* [DATASET]
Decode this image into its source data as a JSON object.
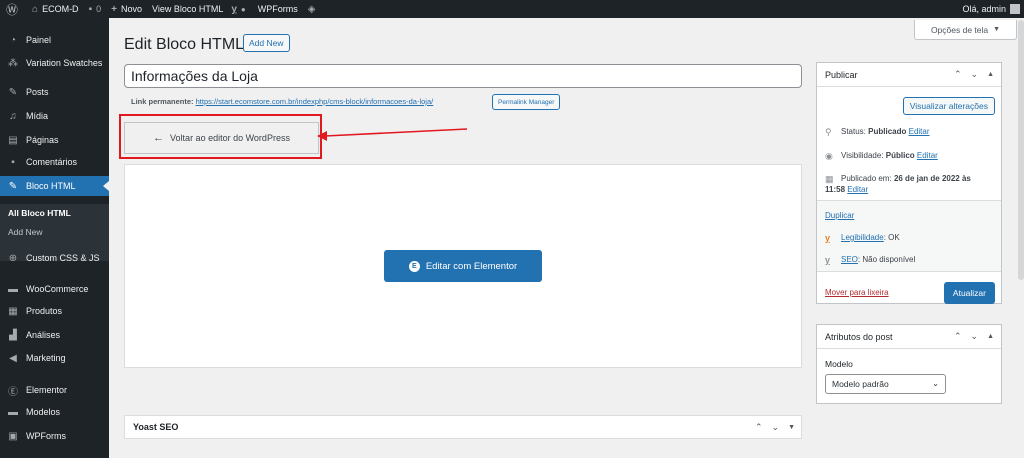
{
  "adminbar": {
    "site_name": "ECOM-D",
    "comments_count": "0",
    "new_label": "Novo",
    "view_label": "View Bloco HTML",
    "wpforms_label": "WPForms",
    "greeting": "Olá, admin"
  },
  "sidebar": {
    "items": [
      {
        "label": "Painel",
        "icon": "dashboard-icon"
      },
      {
        "label": "Variation Swatches",
        "icon": "swatches-icon"
      },
      {
        "label": "Posts",
        "icon": "pin-icon"
      },
      {
        "label": "Mídia",
        "icon": "media-icon"
      },
      {
        "label": "Páginas",
        "icon": "page-icon"
      },
      {
        "label": "Comentários",
        "icon": "comment-icon"
      },
      {
        "label": "Bloco HTML",
        "icon": "pin-icon"
      },
      {
        "label": "Custom CSS & JS",
        "icon": "plus-circle-icon"
      },
      {
        "label": "WooCommerce",
        "icon": "woo-icon"
      },
      {
        "label": "Produtos",
        "icon": "box-icon"
      },
      {
        "label": "Análises",
        "icon": "chart-bar-icon"
      },
      {
        "label": "Marketing",
        "icon": "megaphone-icon"
      },
      {
        "label": "Elementor",
        "icon": "elementor-icon"
      },
      {
        "label": "Modelos",
        "icon": "folder-icon"
      },
      {
        "label": "WPForms",
        "icon": "form-icon"
      }
    ],
    "sub": {
      "all": "All Bloco HTML",
      "add": "Add New"
    }
  },
  "header": {
    "screen_options": "Opções de tela",
    "title": "Edit Bloco HTML",
    "add_new": "Add New"
  },
  "post": {
    "title_value": "Informações da Loja",
    "permalink_label": "Link permanente:",
    "permalink_url": "https://start.ecomstore.com.br/indexphp/cms-block/informacoes-da-loja/",
    "permalink_manager": "Permalink Manager",
    "back_label": "Voltar ao editor do WordPress",
    "elementor_label": "Editar com Elementor"
  },
  "publish": {
    "title": "Publicar",
    "preview": "Visualizar alterações",
    "status_label": "Status:",
    "status_value": "Publicado",
    "visibility_label": "Visibilidade:",
    "visibility_value": "Público",
    "published_label": "Publicado em:",
    "published_value": "26 de jan de 2022 às",
    "published_time": "11:58",
    "edit": "Editar",
    "duplicate": "Duplicar",
    "readability_label": "Legibilidade",
    "readability_value": ": OK",
    "seo_label": "SEO",
    "seo_value": ": Não disponível",
    "trash": "Mover para lixeira",
    "update": "Atualizar"
  },
  "attributes": {
    "title": "Atributos do post",
    "model_label": "Modelo",
    "model_value": "Modelo padrão"
  },
  "yoast": {
    "title": "Yoast SEO"
  },
  "colors": {
    "accent": "#2271b1",
    "adminbar": "#1d2327",
    "highlight": "#e2181f"
  }
}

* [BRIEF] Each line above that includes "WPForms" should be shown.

* [TASK ANSWER]
    "wpforms_label": "WPForms",
        "label": "WPForms",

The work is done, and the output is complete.